In Quranic teachings, Islamic parents are instructed to teach their sons about responsibility and adulthood and inform them that they will be responsible for their actions from the time of the their first ejaculation. After this act, sons are to pray and perform religious observations as adults do. If a boy has a wet dream, the Quran relates that the son should bathe himself immediately. If a sexual dream occurs without ejaculation, the boy doesn't have to clean himself.
In Judaism, boys become a bar mitzvah (literally "son of the commandment") on their 13th birthday. The event marks the moment when the child is responsible for observing the commandments and all Jewish teachings. Though the status is automatically conferred upon the boy's birthday, often the boy recites a blessing before the congregation or helps in leading a service. Afterward, modern practice has added a celebratory reception that most of us know as "the bar mitzvah," but it's far from a universal practice.
In some parts of the world, such as Malaysia and throughout Southern Africa, boys are often circumcised around the time they reach age 11 or 12, right around the onset of puberty. It's believed that pubescent circumcision was used by some ancient cultures to mimic the genital bleeding experienced by girls. Some Australian aboriginal tribes also incorporate penis incision or piercing into puberty rites, as well as circumcision.
Many cultures involve other forms of trials, ordeals or tests that the boy must successfully pass. Apache boys must take ice baths, while aboriginal Australians sent boys out on long foot journeys, known as walkabouts, where the boy would pick up and perfect hunting and surviving skills. Some Native American tribes also sent young men out on vision quests.
Death isn't uncommon in South African puberty rituals, when boys are separated from the village and effectively starved as part of their initiation. Though most survive this separation, some others die from infection from the circumcision ceremony that follows.

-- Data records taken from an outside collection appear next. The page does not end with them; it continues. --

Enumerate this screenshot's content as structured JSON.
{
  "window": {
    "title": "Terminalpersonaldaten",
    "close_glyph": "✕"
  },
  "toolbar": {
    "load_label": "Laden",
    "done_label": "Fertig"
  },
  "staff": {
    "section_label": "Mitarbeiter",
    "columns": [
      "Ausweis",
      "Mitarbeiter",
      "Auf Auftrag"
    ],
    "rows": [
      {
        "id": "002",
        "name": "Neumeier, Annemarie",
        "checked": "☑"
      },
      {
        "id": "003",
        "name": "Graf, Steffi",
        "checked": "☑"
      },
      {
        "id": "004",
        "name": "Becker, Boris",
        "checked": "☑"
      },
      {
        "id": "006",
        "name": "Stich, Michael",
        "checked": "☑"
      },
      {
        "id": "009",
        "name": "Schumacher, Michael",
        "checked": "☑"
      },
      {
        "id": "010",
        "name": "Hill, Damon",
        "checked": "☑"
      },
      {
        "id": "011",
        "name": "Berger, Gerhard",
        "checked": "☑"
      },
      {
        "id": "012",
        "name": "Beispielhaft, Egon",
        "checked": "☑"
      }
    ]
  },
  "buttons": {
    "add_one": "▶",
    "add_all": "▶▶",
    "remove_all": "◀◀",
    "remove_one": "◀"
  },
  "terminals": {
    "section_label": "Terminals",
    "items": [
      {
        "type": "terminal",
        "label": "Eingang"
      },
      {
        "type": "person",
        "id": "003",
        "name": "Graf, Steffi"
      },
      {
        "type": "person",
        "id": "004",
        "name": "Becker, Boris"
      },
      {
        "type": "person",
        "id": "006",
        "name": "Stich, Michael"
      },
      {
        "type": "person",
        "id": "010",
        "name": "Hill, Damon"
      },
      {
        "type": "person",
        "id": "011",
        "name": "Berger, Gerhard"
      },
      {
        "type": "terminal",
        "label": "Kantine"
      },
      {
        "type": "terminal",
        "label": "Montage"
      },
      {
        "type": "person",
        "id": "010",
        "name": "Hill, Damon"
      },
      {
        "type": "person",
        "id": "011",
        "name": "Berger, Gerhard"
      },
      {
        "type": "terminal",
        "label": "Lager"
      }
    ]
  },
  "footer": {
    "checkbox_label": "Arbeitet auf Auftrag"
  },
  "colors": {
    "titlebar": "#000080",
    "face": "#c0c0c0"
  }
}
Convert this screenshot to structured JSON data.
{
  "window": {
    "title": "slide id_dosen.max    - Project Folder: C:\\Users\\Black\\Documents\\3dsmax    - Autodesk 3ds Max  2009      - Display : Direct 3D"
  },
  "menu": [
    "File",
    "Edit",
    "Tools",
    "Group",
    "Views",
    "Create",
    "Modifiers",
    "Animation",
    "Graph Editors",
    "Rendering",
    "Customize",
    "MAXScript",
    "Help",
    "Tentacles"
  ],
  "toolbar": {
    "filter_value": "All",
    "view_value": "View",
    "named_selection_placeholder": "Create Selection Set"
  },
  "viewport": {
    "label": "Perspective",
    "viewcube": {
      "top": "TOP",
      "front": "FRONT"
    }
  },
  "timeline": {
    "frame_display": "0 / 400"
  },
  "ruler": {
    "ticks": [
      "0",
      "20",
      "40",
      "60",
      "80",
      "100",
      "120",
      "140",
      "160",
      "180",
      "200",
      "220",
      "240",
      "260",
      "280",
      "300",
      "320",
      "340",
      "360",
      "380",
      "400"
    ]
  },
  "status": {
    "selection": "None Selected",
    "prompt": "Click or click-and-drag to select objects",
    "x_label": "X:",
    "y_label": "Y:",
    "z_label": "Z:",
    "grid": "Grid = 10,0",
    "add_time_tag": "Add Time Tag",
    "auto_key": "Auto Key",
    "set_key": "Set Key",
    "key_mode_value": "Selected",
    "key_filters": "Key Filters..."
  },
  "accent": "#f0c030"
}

For more articles on circumcision, acne and the female version of puberty, see the links on the next page.